Richard Marquand is the culprit behind this morbid murder mystery in which a California socialite is found tied to her bed, with a bloody hunting knife between her legs. It is the jagged edge of the title, and the nasty, serrated symbol of social irresponsibility in our time.

Glenn Close elects to star as the lovelorn attorney for the defense, a career woman whose vulnerability (what we all want in a criminal lawyer) suckers her into a romance with her client and into harm's way.

Jeff Bridges plays the murder victim's husband who is accused of the crime by a politically aspiring D.A. (Peter Coyote). "If I were going to kill my wife, that's the way I'd do it," jokes the prosecutor to his cronies, who suggest money is the motive for the crime.

And we are supposed to wonder if the hapless, puppy-faced Bridges is capable of the deed. Bridges' character is a pudding-headed preppie who never develops. He looks like a man in an ad for an Arrow shirt and that's about as near as we get to him.

"The first time I saw you, I wanted you," he says to Close, who doesn't seem suspicious of this come-on in one so recently bereaved.

In her quest for justice, Close is hounded by the sexist D.A. and treated like a child by the judge. And it's no wonder, since she even cries in the courtroom, her feelings hurt by the prosecution's surprise witness. Silly girl.

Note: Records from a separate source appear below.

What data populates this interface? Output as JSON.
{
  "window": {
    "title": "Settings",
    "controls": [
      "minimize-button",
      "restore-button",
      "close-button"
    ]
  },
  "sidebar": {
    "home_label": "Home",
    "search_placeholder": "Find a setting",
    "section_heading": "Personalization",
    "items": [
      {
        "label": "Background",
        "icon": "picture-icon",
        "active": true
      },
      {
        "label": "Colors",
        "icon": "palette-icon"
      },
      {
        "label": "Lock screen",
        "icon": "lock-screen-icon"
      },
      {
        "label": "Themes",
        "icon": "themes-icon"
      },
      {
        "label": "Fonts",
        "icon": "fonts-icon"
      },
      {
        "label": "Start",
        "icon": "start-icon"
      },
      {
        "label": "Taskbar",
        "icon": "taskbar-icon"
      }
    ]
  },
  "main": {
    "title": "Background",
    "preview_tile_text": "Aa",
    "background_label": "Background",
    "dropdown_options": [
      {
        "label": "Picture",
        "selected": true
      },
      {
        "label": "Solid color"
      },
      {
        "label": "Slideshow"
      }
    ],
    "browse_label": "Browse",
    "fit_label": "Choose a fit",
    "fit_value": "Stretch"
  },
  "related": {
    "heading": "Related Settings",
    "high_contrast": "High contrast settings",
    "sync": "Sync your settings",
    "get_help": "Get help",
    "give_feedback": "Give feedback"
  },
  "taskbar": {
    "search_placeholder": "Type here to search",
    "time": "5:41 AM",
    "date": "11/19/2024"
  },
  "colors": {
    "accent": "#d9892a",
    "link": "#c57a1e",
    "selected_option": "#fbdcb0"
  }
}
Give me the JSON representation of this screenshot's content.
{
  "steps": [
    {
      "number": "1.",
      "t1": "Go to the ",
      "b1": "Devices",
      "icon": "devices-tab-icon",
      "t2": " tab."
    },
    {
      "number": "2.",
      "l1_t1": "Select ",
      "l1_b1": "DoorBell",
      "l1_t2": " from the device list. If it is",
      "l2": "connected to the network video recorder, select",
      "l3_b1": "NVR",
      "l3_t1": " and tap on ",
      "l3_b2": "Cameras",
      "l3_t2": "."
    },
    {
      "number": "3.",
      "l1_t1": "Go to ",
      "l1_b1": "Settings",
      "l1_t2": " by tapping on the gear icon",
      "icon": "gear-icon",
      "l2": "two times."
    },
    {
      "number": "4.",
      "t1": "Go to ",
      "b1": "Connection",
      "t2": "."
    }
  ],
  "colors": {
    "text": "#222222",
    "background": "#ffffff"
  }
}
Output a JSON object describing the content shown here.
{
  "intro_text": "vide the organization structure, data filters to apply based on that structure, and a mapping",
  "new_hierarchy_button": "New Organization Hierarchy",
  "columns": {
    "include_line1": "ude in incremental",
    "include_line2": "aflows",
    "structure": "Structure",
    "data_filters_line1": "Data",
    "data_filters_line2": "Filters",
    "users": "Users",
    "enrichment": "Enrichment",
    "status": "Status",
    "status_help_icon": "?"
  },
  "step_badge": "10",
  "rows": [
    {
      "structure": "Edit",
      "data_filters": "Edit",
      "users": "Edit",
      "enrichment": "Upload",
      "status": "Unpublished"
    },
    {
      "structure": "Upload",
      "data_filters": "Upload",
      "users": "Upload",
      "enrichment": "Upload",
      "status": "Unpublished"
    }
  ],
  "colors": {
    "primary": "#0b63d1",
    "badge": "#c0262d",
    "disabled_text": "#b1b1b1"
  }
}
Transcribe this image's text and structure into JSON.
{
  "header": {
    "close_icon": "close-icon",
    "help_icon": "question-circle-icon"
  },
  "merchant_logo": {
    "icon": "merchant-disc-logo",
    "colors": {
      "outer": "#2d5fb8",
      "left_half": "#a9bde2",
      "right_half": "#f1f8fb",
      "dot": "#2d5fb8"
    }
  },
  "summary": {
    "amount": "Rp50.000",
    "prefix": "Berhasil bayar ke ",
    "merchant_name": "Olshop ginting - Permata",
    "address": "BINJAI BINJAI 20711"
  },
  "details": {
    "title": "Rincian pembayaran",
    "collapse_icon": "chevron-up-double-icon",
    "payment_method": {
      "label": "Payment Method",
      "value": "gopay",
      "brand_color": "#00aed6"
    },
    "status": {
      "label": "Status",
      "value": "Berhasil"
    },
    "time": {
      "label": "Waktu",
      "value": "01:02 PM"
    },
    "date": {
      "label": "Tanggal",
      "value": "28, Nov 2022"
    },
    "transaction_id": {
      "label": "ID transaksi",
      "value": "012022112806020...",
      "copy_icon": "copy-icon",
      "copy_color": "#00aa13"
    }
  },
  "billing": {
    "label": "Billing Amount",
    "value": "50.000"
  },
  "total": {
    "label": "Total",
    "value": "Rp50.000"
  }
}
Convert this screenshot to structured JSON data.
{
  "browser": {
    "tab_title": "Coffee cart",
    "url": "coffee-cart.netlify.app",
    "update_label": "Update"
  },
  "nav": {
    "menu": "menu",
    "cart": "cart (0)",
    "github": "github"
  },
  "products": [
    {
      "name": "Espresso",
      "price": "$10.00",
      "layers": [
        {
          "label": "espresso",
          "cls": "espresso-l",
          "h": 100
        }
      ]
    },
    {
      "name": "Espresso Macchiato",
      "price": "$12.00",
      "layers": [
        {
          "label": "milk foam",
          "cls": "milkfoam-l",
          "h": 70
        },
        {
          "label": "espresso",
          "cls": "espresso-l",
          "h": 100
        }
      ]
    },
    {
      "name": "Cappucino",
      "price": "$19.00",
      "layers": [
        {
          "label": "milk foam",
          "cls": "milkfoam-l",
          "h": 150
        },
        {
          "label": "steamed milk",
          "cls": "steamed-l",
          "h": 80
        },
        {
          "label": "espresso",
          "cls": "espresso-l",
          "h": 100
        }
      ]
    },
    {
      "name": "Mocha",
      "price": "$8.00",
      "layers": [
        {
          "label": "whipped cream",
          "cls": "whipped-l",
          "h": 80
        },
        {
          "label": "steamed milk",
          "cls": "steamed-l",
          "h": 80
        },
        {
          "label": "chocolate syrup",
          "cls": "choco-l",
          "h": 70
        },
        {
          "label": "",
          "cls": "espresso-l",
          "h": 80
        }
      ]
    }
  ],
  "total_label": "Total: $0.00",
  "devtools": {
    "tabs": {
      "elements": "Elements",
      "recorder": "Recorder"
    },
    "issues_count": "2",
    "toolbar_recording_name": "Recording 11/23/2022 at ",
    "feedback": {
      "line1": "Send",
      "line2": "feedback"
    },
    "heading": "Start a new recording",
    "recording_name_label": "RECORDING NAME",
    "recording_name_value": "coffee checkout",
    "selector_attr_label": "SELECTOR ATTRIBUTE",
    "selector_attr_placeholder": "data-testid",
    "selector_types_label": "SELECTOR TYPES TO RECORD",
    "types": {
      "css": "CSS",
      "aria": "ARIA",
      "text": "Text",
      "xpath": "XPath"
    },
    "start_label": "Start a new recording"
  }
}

Not only is the character foolish enough to fall in love with and make love to her client -- a man she knows might have just sliced up his wife -- but she's not even professional about it.

Of course, Close can't help it if her character is emotional or that wardrobe dressed this criminal attorney in a taut, puckered skirt, the better to prance about the courtroom.

"Jagged Edge" costars Robert Loggia as a crusty old detective, with Marshall Colt quite good as a tennis pro linked to the murder and a second, vicious crime.

Good performances by Close and Coyote along with Marquand's workmanlike approach can't make up for the insensitivity, mundane characterizations and sexploitation.